** Opening DATA FOR REVIEW block **

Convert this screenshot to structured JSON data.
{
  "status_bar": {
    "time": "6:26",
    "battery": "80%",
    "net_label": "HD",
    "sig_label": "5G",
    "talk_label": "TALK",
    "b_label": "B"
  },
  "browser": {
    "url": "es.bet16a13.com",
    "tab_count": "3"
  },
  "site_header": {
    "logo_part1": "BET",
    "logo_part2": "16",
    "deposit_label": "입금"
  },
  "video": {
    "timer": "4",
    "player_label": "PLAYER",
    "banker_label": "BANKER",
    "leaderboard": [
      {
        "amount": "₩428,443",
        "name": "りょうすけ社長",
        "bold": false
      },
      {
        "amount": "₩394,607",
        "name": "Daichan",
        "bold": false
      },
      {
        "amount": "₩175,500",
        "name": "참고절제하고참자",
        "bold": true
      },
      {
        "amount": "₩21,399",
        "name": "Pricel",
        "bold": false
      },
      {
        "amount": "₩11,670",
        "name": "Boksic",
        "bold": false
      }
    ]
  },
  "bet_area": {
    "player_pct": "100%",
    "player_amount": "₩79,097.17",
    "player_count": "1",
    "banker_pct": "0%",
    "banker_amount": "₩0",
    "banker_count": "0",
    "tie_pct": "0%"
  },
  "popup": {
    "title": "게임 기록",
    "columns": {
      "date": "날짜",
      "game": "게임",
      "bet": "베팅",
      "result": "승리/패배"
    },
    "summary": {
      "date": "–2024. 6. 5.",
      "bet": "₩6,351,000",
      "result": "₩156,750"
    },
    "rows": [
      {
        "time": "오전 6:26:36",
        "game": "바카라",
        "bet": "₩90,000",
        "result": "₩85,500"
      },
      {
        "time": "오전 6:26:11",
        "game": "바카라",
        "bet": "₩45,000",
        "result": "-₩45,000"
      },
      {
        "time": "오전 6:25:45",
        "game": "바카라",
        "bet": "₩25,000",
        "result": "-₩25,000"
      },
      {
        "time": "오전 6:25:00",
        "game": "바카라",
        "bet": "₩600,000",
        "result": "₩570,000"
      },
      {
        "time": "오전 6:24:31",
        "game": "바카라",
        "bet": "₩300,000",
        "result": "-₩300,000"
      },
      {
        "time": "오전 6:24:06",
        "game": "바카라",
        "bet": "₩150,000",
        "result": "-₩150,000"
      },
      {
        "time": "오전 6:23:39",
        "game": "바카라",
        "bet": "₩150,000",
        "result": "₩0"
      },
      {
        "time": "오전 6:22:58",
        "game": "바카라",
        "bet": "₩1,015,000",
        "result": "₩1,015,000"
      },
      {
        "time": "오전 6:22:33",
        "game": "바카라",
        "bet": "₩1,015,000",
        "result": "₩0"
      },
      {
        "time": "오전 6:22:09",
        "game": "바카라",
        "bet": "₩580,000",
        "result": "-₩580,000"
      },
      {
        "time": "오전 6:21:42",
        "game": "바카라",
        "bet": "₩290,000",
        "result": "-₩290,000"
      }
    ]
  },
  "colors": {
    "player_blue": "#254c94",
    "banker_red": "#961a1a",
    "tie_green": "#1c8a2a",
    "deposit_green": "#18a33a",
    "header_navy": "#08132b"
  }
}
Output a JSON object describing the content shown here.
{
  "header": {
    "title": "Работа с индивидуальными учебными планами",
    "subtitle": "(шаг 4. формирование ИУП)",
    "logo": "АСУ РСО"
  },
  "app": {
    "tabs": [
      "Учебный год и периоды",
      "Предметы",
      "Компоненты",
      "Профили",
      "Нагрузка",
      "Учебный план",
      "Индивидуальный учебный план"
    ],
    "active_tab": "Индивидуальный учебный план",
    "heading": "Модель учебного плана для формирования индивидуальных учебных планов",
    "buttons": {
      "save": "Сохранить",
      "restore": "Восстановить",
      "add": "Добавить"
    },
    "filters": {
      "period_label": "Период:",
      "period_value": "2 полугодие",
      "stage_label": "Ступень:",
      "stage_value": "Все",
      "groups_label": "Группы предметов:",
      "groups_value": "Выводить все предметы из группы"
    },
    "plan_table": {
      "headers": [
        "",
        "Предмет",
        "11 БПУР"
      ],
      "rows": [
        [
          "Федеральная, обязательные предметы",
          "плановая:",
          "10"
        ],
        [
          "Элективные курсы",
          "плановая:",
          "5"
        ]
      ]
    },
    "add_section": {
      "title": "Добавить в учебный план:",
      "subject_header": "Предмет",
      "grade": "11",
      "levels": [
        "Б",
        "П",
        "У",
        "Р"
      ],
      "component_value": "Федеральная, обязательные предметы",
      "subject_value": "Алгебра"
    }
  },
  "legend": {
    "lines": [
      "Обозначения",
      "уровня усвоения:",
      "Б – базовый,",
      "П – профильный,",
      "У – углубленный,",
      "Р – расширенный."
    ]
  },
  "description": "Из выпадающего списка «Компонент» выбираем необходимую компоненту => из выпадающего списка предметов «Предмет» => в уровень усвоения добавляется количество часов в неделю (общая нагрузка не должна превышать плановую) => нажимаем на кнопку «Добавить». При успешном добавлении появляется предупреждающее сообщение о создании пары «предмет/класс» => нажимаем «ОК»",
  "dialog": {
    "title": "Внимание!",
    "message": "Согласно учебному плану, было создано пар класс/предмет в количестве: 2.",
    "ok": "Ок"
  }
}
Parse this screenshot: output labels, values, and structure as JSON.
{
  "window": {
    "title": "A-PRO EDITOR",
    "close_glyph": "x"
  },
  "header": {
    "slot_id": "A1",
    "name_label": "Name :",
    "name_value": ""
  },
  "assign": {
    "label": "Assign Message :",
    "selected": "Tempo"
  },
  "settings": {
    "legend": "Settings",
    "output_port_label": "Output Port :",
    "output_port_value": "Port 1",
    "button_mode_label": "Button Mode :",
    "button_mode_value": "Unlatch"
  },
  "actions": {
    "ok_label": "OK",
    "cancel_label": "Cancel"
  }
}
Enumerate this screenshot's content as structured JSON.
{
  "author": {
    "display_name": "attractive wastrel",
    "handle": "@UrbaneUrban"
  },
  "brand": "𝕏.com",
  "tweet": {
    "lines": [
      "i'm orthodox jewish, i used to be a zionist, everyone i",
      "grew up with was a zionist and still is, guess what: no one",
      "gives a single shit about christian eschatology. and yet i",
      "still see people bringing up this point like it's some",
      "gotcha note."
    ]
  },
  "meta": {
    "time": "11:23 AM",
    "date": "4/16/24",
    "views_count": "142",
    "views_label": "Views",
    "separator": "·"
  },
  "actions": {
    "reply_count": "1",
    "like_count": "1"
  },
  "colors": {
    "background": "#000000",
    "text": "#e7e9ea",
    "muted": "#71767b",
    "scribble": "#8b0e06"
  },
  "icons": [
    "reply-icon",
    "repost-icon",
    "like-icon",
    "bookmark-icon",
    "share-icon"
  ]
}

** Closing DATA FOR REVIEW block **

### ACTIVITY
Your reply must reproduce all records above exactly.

### THE COMPLETED TASK
Convert this screenshot to structured JSON data.
{
  "status_bar": {
    "time": "6:26",
    "battery": "80%",
    "net_label": "HD",
    "sig_label": "5G",
    "talk_label": "TALK",
    "b_label": "B"
  },
  "browser": {
    "url": "es.bet16a13.com",
    "tab_count": "3"
  },
  "site_header": {
    "logo_part1": "BET",
    "logo_part2": "16",
    "deposit_label": "입금"
  },
  "video": {
    "timer": "4",
    "player_label": "PLAYER",
    "banker_label": "BANKER",
    "leaderboard": [
      {
        "amount": "₩428,443",
        "name": "りょうすけ社長",
        "bold": false
      },
      {
        "amount": "₩394,607",
        "name": "Daichan",
        "bold": false
      },
      {
        "amount": "₩175,500",
        "name": "참고절제하고참자",
        "bold": true
      },
      {
        "amount": "₩21,399",
        "name": "Pricel",
        "bold": false
      },
      {
        "amount": "₩11,670",
        "name": "Boksic",
        "bold": false
      }
    ]
  },
  "bet_area": {
    "player_pct": "100%",
    "player_amount": "₩79,097.17",
    "player_count": "1",
    "banker_pct": "0%",
    "banker_amount": "₩0",
    "banker_count": "0",
    "tie_pct": "0%"
  },
  "popup": {
    "title": "게임 기록",
    "columns": {
      "date": "날짜",
      "game": "게임",
      "bet": "베팅",
      "result": "승리/패배"
    },
    "summary": {
      "date": "–2024. 6. 5.",
      "bet": "₩6,351,000",
      "result": "₩156,750"
    },
    "rows": [
      {
        "time": "오전 6:26:36",
        "game": "바카라",
        "bet": "₩90,000",
        "result": "₩85,500"
      },
      {
        "time": "오전 6:26:11",
        "game": "바카라",
        "bet": "₩45,000",
        "result": "-₩45,000"
      },
      {
        "time": "오전 6:25:45",
        "game": "바카라",
        "bet": "₩25,000",
        "result": "-₩25,000"
      },
      {
        "time": "오전 6:25:00",
        "game": "바카라",
        "bet": "₩600,000",
        "result": "₩570,000"
      },
      {
        "time": "오전 6:24:31",
        "game": "바카라",
        "bet": "₩300,000",
        "result": "-₩300,000"
      },
      {
        "time": "오전 6:24:06",
        "game": "바카라",
        "bet": "₩150,000",
        "result": "-₩150,000"
      },
      {
        "time": "오전 6:23:39",
        "game": "바카라",
        "bet": "₩150,000",
        "result": "₩0"
      },
      {
        "time": "오전 6:22:58",
        "game": "바카라",
        "bet": "₩1,015,000",
        "result": "₩1,015,000"
      },
      {
        "time": "오전 6:22:33",
        "game": "바카라",
        "bet": "₩1,015,000",
        "result": "₩0"
      },
      {
        "time": "오전 6:22:09",
        "game": "바카라",
        "bet": "₩580,000",
        "result": "-₩580,000"
      },
      {
        "time": "오전 6:21:42",
        "game": "바카라",
        "bet": "₩290,000",
        "result": "-₩290,000"
      }
    ]
  },
  "colors": {
    "player_blue": "#254c94",
    "banker_red": "#961a1a",
    "tie_green": "#1c8a2a",
    "deposit_green": "#18a33a",
    "header_navy": "#08132b"
  }
}
Output a JSON object describing the content shown here.
{
  "header": {
    "title": "Работа с индивидуальными учебными планами",
    "subtitle": "(шаг 4. формирование ИУП)",
    "logo": "АСУ РСО"
  },
  "app": {
    "tabs": [
      "Учебный год и периоды",
      "Предметы",
      "Компоненты",
      "Профили",
      "Нагрузка",
      "Учебный план",
      "Индивидуальный учебный план"
    ],
    "active_tab": "Индивидуальный учебный план",
    "heading": "Модель учебного плана для формирования индивидуальных учебных планов",
    "buttons": {
      "save": "Сохранить",
      "restore": "Восстановить",
      "add": "Добавить"
    },
    "filters": {
      "period_label": "Период:",
      "period_value": "2 полугодие",
      "stage_label": "Ступень:",
      "stage_value": "Все",
      "groups_label": "Группы предметов:",
      "groups_value": "Выводить все предметы из группы"
    },
    "plan_table": {
      "headers": [
        "",
        "Предмет",
        "11 БПУР"
      ],
      "rows": [
        [
          "Федеральная, обязательные предметы",
          "плановая:",
          "10"
        ],
        [
          "Элективные курсы",
          "плановая:",
          "5"
        ]
      ]
    },
    "add_section": {
      "title": "Добавить в учебный план:",
      "subject_header": "Предмет",
      "grade": "11",
      "levels": [
        "Б",
        "П",
        "У",
        "Р"
      ],
      "component_value": "Федеральная, обязательные предметы",
      "subject_value": "Алгебра"
    }
  },
  "legend": {
    "lines": [
      "Обозначения",
      "уровня усвоения:",
      "Б – базовый,",
      "П – профильный,",
      "У – углубленный,",
      "Р – расширенный."
    ]
  },
  "description": "Из выпадающего списка «Компонент» выбираем необходимую компоненту => из выпадающего списка предметов «Предмет» => в уровень усвоения добавляется количество часов в неделю (общая нагрузка не должна превышать плановую) => нажимаем на кнопку «Добавить». При успешном добавлении появляется предупреждающее сообщение о создании пары «предмет/класс» => нажимаем «ОК»",
  "dialog": {
    "title": "Внимание!",
    "message": "Согласно учебному плану, было создано пар класс/предмет в количестве: 2.",
    "ok": "Ок"
  }
}
Parse this screenshot: output labels, values, and structure as JSON.
{
  "window": {
    "title": "A-PRO EDITOR",
    "close_glyph": "x"
  },
  "header": {
    "slot_id": "A1",
    "name_label": "Name :",
    "name_value": ""
  },
  "assign": {
    "label": "Assign Message :",
    "selected": "Tempo"
  },
  "settings": {
    "legend": "Settings",
    "output_port_label": "Output Port :",
    "output_port_value": "Port 1",
    "button_mode_label": "Button Mode :",
    "button_mode_value": "Unlatch"
  },
  "actions": {
    "ok_label": "OK",
    "cancel_label": "Cancel"
  }
}
Enumerate this screenshot's content as structured JSON.
{
  "author": {
    "display_name": "attractive wastrel",
    "handle": "@UrbaneUrban"
  },
  "brand": "𝕏.com",
  "tweet": {
    "lines": [
      "i'm orthodox jewish, i used to be a zionist, everyone i",
      "grew up with was a zionist and still is, guess what: no one",
      "gives a single shit about christian eschatology. and yet i",
      "still see people bringing up this point like it's some",
      "gotcha note."
    ]
  },
  "meta": {
    "time": "11:23 AM",
    "date": "4/16/24",
    "views_count": "142",
    "views_label": "Views",
    "separator": "·"
  },
  "actions": {
    "reply_count": "1",
    "like_count": "1"
  },
  "colors": {
    "background": "#000000",
    "text": "#e7e9ea",
    "muted": "#71767b",
    "scribble": "#8b0e06"
  },
  "icons": [
    "reply-icon",
    "repost-icon",
    "like-icon",
    "bookmark-icon",
    "share-icon"
  ]
}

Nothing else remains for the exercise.